## Your goal:
The reply should hold every entry exactly as written and none of the pictures.

-----

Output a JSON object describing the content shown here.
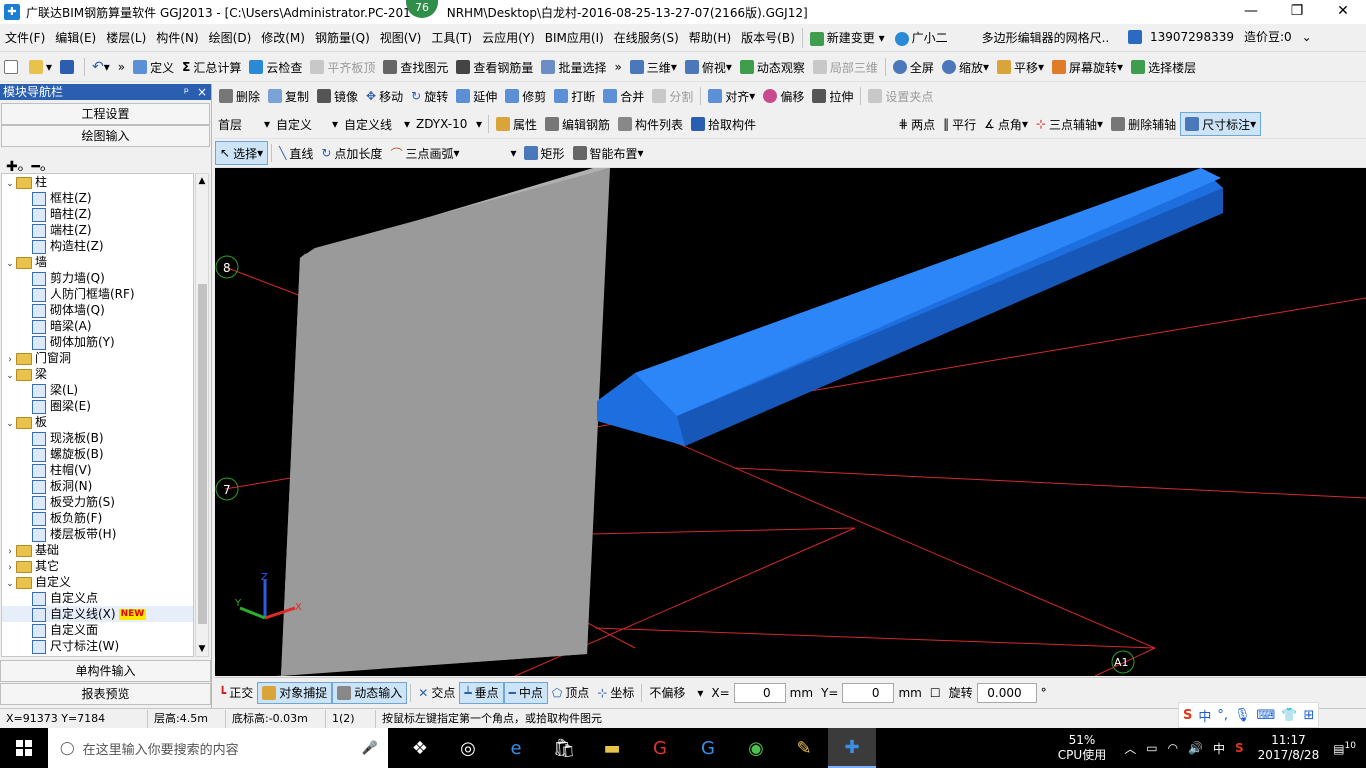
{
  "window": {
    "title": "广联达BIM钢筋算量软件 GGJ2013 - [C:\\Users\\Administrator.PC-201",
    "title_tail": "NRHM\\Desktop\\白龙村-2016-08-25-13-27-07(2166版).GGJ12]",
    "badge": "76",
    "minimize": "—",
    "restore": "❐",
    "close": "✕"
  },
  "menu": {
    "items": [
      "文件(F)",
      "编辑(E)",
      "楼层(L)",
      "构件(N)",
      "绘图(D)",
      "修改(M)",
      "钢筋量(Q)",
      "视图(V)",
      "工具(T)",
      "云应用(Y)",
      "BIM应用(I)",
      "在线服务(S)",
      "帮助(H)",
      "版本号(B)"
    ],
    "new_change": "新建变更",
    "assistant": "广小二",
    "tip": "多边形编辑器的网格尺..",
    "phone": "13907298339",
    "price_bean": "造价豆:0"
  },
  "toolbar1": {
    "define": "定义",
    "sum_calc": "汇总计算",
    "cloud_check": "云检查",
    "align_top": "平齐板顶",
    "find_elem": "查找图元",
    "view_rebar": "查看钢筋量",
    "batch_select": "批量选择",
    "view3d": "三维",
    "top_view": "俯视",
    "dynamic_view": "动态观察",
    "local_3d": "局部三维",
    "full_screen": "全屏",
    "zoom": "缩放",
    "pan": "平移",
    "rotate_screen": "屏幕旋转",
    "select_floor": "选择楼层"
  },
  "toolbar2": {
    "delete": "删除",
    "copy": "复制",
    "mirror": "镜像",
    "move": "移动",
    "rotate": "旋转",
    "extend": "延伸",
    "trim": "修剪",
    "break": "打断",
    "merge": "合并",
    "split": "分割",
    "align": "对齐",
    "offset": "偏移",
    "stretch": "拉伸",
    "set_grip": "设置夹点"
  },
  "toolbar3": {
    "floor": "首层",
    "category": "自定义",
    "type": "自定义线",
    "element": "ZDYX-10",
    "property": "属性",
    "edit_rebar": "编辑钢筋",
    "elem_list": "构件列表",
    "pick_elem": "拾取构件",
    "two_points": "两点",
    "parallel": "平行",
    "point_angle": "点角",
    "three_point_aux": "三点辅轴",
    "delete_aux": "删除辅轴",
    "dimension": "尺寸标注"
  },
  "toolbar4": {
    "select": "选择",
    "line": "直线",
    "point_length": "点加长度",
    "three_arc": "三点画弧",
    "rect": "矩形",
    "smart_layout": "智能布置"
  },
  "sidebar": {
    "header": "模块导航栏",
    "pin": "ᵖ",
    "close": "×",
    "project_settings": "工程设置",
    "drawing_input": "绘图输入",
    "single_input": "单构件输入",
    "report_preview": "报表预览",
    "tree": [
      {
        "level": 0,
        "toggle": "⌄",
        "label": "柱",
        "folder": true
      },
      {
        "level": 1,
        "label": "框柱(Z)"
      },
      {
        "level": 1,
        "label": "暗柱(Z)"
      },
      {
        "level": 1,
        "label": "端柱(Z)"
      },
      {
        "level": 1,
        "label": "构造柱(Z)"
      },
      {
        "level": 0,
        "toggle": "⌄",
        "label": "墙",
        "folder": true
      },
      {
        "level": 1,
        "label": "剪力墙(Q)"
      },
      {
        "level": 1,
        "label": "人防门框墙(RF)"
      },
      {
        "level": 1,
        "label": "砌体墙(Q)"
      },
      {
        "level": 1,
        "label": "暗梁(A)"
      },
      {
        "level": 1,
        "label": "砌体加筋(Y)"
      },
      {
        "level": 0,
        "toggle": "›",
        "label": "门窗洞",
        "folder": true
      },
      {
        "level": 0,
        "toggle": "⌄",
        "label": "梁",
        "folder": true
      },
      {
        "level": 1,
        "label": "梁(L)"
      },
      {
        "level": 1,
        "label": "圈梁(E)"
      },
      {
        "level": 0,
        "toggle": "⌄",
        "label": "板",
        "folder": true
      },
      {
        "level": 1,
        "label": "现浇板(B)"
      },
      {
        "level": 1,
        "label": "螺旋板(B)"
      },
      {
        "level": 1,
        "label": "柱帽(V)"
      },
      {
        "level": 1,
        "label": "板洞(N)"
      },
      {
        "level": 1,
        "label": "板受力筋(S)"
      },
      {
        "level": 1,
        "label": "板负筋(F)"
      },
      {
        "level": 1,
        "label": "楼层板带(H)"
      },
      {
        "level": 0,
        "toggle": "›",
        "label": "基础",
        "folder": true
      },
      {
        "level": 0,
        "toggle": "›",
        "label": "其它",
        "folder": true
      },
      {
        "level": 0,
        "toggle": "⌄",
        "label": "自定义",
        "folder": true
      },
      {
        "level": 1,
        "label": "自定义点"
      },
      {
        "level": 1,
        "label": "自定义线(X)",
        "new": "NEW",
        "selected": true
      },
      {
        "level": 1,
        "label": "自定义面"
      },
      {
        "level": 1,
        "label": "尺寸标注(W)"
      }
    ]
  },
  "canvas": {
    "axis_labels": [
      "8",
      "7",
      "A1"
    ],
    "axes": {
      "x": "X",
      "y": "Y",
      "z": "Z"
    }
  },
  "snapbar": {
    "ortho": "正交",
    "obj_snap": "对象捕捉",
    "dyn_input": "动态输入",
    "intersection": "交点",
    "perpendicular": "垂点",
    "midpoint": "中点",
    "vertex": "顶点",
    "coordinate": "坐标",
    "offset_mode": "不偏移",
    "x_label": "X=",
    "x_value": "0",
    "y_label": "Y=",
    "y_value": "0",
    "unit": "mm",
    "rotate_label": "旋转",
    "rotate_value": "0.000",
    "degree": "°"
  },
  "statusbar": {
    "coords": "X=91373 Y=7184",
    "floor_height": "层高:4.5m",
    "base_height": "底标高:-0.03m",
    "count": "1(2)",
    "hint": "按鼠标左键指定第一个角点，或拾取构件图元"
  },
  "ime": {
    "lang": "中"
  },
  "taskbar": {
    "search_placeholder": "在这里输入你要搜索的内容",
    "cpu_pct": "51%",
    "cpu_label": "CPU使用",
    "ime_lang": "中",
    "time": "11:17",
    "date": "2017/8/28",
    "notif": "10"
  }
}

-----

## Answer box:
Output a JSON object describing the content shown here.
{
  "window": {
    "title": "广联达BIM钢筋算量软件 GGJ2013 - [C:\\Users\\Administrator.PC-201",
    "title_tail": "NRHM\\Desktop\\白龙村-2016-08-25-13-27-07(2166版).GGJ12]",
    "badge": "76",
    "minimize": "—",
    "restore": "❐",
    "close": "✕"
  },
  "menu": {
    "items": [
      "文件(F)",
      "编辑(E)",
      "楼层(L)",
      "构件(N)",
      "绘图(D)",
      "修改(M)",
      "钢筋量(Q)",
      "视图(V)",
      "工具(T)",
      "云应用(Y)",
      "BIM应用(I)",
      "在线服务(S)",
      "帮助(H)",
      "版本号(B)"
    ],
    "new_change": "新建变更",
    "assistant": "广小二",
    "tip": "多边形编辑器的网格尺..",
    "phone": "13907298339",
    "price_bean": "造价豆:0"
  },
  "toolbar1": {
    "define": "定义",
    "sum_calc": "汇总计算",
    "cloud_check": "云检查",
    "align_top": "平齐板顶",
    "find_elem": "查找图元",
    "view_rebar": "查看钢筋量",
    "batch_select": "批量选择",
    "view3d": "三维",
    "top_view": "俯视",
    "dynamic_view": "动态观察",
    "local_3d": "局部三维",
    "full_screen": "全屏",
    "zoom": "缩放",
    "pan": "平移",
    "rotate_screen": "屏幕旋转",
    "select_floor": "选择楼层"
  },
  "toolbar2": {
    "delete": "删除",
    "copy": "复制",
    "mirror": "镜像",
    "move": "移动",
    "rotate": "旋转",
    "extend": "延伸",
    "trim": "修剪",
    "break": "打断",
    "merge": "合并",
    "split": "分割",
    "align": "对齐",
    "offset": "偏移",
    "stretch": "拉伸",
    "set_grip": "设置夹点"
  },
  "toolbar3": {
    "floor": "首层",
    "category": "自定义",
    "type": "自定义线",
    "element": "ZDYX-10",
    "property": "属性",
    "edit_rebar": "编辑钢筋",
    "elem_list": "构件列表",
    "pick_elem": "拾取构件",
    "two_points": "两点",
    "parallel": "平行",
    "point_angle": "点角",
    "three_point_aux": "三点辅轴",
    "delete_aux": "删除辅轴",
    "dimension": "尺寸标注"
  },
  "toolbar4": {
    "select": "选择",
    "line": "直线",
    "point_length": "点加长度",
    "three_arc": "三点画弧",
    "rect": "矩形",
    "smart_layout": "智能布置"
  },
  "sidebar": {
    "header": "模块导航栏",
    "pin": "ᵖ",
    "close": "×",
    "project_settings": "工程设置",
    "drawing_input": "绘图输入",
    "single_input": "单构件输入",
    "report_preview": "报表预览",
    "tree": [
      {
        "level": 0,
        "toggle": "⌄",
        "label": "柱",
        "folder": true
      },
      {
        "level": 1,
        "label": "框柱(Z)"
      },
      {
        "level": 1,
        "label": "暗柱(Z)"
      },
      {
        "level": 1,
        "label": "端柱(Z)"
      },
      {
        "level": 1,
        "label": "构造柱(Z)"
      },
      {
        "level": 0,
        "toggle": "⌄",
        "label": "墙",
        "folder": true
      },
      {
        "level": 1,
        "label": "剪力墙(Q)"
      },
      {
        "level": 1,
        "label": "人防门框墙(RF)"
      },
      {
        "level": 1,
        "label": "砌体墙(Q)"
      },
      {
        "level": 1,
        "label": "暗梁(A)"
      },
      {
        "level": 1,
        "label": "砌体加筋(Y)"
      },
      {
        "level": 0,
        "toggle": "›",
        "label": "门窗洞",
        "folder": true
      },
      {
        "level": 0,
        "toggle": "⌄",
        "label": "梁",
        "folder": true
      },
      {
        "level": 1,
        "label": "梁(L)"
      },
      {
        "level": 1,
        "label": "圈梁(E)"
      },
      {
        "level": 0,
        "toggle": "⌄",
        "label": "板",
        "folder": true
      },
      {
        "level": 1,
        "label": "现浇板(B)"
      },
      {
        "level": 1,
        "label": "螺旋板(B)"
      },
      {
        "level": 1,
        "label": "柱帽(V)"
      },
      {
        "level": 1,
        "label": "板洞(N)"
      },
      {
        "level": 1,
        "label": "板受力筋(S)"
      },
      {
        "level": 1,
        "label": "板负筋(F)"
      },
      {
        "level": 1,
        "label": "楼层板带(H)"
      },
      {
        "level": 0,
        "toggle": "›",
        "label": "基础",
        "folder": true
      },
      {
        "level": 0,
        "toggle": "›",
        "label": "其它",
        "folder": true
      },
      {
        "level": 0,
        "toggle": "⌄",
        "label": "自定义",
        "folder": true
      },
      {
        "level": 1,
        "label": "自定义点"
      },
      {
        "level": 1,
        "label": "自定义线(X)",
        "new": "NEW",
        "selected": true
      },
      {
        "level": 1,
        "label": "自定义面"
      },
      {
        "level": 1,
        "label": "尺寸标注(W)"
      }
    ]
  },
  "canvas": {
    "axis_labels": [
      "8",
      "7",
      "A1"
    ],
    "axes": {
      "x": "X",
      "y": "Y",
      "z": "Z"
    }
  },
  "snapbar": {
    "ortho": "正交",
    "obj_snap": "对象捕捉",
    "dyn_input": "动态输入",
    "intersection": "交点",
    "perpendicular": "垂点",
    "midpoint": "中点",
    "vertex": "顶点",
    "coordinate": "坐标",
    "offset_mode": "不偏移",
    "x_label": "X=",
    "x_value": "0",
    "y_label": "Y=",
    "y_value": "0",
    "unit": "mm",
    "rotate_label": "旋转",
    "rotate_value": "0.000",
    "degree": "°"
  },
  "statusbar": {
    "coords": "X=91373 Y=7184",
    "floor_height": "层高:4.5m",
    "base_height": "底标高:-0.03m",
    "count": "1(2)",
    "hint": "按鼠标左键指定第一个角点，或拾取构件图元"
  },
  "ime": {
    "lang": "中"
  },
  "taskbar": {
    "search_placeholder": "在这里输入你要搜索的内容",
    "cpu_pct": "51%",
    "cpu_label": "CPU使用",
    "ime_lang": "中",
    "time": "11:17",
    "date": "2017/8/28",
    "notif": "10"
  }
}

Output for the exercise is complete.